13-August-2014 (Wednesday) – Replacing Jong clam

Greetings from Pulau Jong!  The Clam team headed back to P. Jong with the main goal to put back Mama Jong clam back home. She has done us proud, providing her next generation of gametes which are now growing in our tanks. Here’s some pictures of the island and her home.

The interface between late-dusk and breaking dawn
Gloomy dark clouds coming up from the south of Singapore
Mama Jong clam and her trusty stake! (That stake was placed in 2010!)
During her short stay with us, she has grown new shell layer which can be seen here as the shiny white lips!
Baby Jong clams at day 49


14-August-2014 (Thursday) – Semakau Salvage

A big thank you to NEA for making the arrangement for a selected group of us to have the (last) opportunity to salvage some of the sessile animals. The Clam team was particularly interested in taking any existing giant clams and Trochus snails for the purpose of augmenting our mariculture work. We were almost on the brink of giving up, until the very last hour, Ambert spotted his first burrowing clam, and later I found another two. We are happy to have taken them back to our facility, otherwise would have been buried forever!

Background: Semakau Landfill is Singapore’s first and only offshore waste island, being slowly filled up with our incinerated waste ash. Sadly, it has finally come to the point where the last cells on the landfill needs to be constructed for use. Hence, selected groups have been invited to visit these remaining shores to salvage the reef organisms.

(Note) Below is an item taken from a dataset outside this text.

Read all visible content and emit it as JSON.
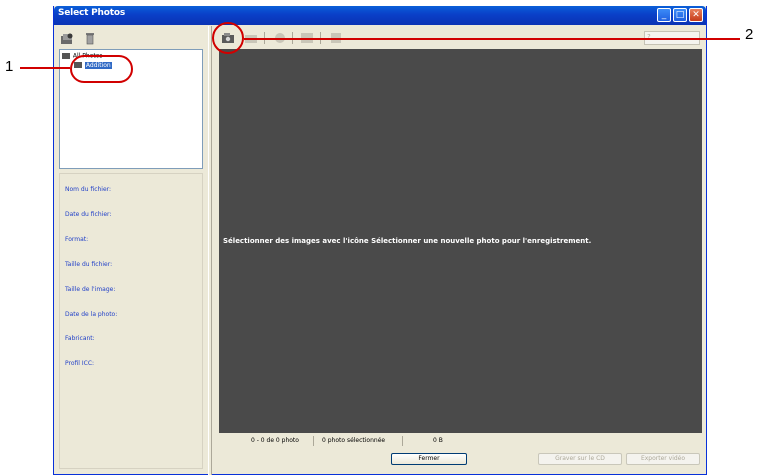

We like to also thank the LKCNHM Education Team for liaison work and TMSI for including us on this trip!

Burrowing giant clam, Tridacna crocea
Tridacna crocea are specialist burrowers that stays embedded for the rest of its life. To remove the clam, Ambert needs to chisel the surrounding rubble in order for us to extract the clam. This process can be highly stressful for the animal, and currently being monitored if the individuals can do well in our aquaria tanks.